If you have been affected by a decision of the State, a State Body or a Regulatory Body and you are dissatisfied with that decision, you can challenge that decision in the Courts. The application that you make to the Court to challenge such a decision is known as an application for Judicial Review.
What decisions can be Judicially Reviewed?
Judicial Review applications frequently arise in relation to the following areas:
- Social Welfare Refusals;
- Disability Law;
- Childcare Law;
- Suspensions and Expulsions from Secondary Schools and Third Level Institutions;
- Revenue Decisions;
- Decisions of Planning Authorities;
- Decisions of County Councils and Local Authorities;
- Orders of the District or Circuit Court;
- Decisions of Semi-State Bodies;
- Ministerial Decisions;
- Inquest Verdicts;
- Decisions of Sporting Bodies;
- Decisions of Professional Regulatory Bodies including:
-The Teaching Council;
-Education and Training Boards;
-Nursing and Midwifery Board of Ireland;
-Irish Medical Council;
-Law Society of Ireland;

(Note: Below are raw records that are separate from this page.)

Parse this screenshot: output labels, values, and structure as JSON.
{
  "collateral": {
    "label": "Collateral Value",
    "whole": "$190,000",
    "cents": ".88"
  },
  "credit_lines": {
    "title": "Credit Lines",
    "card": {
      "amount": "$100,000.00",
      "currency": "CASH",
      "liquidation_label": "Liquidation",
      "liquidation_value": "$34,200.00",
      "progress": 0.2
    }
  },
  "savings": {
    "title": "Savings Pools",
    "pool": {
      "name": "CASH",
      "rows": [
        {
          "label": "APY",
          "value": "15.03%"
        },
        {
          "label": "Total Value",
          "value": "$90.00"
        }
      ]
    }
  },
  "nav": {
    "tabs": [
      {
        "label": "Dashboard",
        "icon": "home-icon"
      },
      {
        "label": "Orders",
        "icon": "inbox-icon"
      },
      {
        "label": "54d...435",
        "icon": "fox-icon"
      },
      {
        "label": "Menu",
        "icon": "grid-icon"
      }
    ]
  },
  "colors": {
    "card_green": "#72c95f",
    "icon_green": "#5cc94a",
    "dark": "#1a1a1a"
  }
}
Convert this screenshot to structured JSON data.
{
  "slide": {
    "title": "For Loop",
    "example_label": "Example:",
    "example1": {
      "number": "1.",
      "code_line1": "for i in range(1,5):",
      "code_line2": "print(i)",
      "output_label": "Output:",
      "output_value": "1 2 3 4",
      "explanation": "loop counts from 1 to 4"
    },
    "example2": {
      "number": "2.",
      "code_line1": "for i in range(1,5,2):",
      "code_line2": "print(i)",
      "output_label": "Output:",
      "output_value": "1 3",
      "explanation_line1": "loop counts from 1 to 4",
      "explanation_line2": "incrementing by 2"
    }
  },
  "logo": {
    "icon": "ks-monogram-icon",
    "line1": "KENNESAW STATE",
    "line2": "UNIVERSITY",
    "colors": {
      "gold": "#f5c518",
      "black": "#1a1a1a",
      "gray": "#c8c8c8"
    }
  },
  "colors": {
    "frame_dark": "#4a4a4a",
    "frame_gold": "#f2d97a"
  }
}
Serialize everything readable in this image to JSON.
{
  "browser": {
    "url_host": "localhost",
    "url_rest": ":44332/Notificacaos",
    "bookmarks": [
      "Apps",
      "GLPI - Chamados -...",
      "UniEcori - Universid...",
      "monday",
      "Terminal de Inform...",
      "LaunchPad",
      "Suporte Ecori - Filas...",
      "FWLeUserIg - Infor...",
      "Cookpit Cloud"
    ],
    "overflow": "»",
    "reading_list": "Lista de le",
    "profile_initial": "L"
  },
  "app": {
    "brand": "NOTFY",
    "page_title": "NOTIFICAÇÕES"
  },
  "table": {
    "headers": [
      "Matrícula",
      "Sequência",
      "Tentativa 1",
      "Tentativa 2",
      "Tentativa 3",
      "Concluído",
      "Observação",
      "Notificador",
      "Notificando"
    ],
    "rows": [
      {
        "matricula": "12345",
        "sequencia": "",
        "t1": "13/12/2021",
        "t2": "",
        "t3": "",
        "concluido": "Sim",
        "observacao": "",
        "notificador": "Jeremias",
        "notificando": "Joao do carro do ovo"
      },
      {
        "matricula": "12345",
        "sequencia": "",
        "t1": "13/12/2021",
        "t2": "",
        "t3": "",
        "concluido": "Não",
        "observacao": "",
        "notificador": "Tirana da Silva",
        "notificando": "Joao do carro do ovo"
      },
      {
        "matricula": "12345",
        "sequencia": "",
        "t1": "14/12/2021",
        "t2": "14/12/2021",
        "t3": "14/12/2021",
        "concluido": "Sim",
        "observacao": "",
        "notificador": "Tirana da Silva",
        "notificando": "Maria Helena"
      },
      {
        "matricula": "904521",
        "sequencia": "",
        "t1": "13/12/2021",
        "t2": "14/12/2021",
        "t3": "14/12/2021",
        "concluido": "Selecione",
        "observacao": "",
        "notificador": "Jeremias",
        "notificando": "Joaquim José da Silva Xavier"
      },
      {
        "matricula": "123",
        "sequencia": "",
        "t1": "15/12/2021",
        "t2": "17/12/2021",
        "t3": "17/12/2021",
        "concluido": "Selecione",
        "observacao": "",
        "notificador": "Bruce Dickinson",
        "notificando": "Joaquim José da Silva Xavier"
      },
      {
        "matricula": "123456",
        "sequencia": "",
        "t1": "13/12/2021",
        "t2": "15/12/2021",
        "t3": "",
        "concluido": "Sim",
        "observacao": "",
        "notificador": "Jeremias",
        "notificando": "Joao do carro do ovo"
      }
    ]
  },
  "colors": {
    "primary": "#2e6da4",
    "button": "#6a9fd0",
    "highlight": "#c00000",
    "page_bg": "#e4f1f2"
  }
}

-Pharmaceutical Society of Ireland;
Time Limit –
An application for Judicial Review must be made within 3 months of the date of the decision. In some cases, if there is a good and sufficient reason for doing so, the Court may consider an application made after the 3 month time limit however this will be entirely at the discretion of the Court.
Decision v Decision Making Process –
The laws establishing State and Regulatory Bodies often set out strict legal procedures that these bodies must follow in arriving at a decision. While the Courts are entitled to review the merits of the decision itself, it is frequently the case that a Judicial Review application will be successful due to the incorrect procedure being followed when arriving at the decision.
What happens if my application for Judicial Review is successful –
If your application is successful, the Court may order one or more of the following:
- Certiorari – An order quashing the decision;
- Remittal – An order requiring the body to reconsider the decision;
- Mandamus – An order requiring the body to perform a statutory duty;
- Prohibition – An order preventing the body from acting unlawfully;
- Damages – An order requiring the body to pay compensation to you;
- Injunctive Relief – An order requiring the body to act or preventing the body from acting, usually given at an early stage in proceedings pending the outcome of the substantive Judicial Review application;
What to do if you are dissatisfied with a decision of the State, a State Body or a Regulatory Body –
If you are dissatisfied with a decision and wish to Judicially Review that decision, gather all correspondence from the body concerned and contact our offices without delay on 042 93 28053.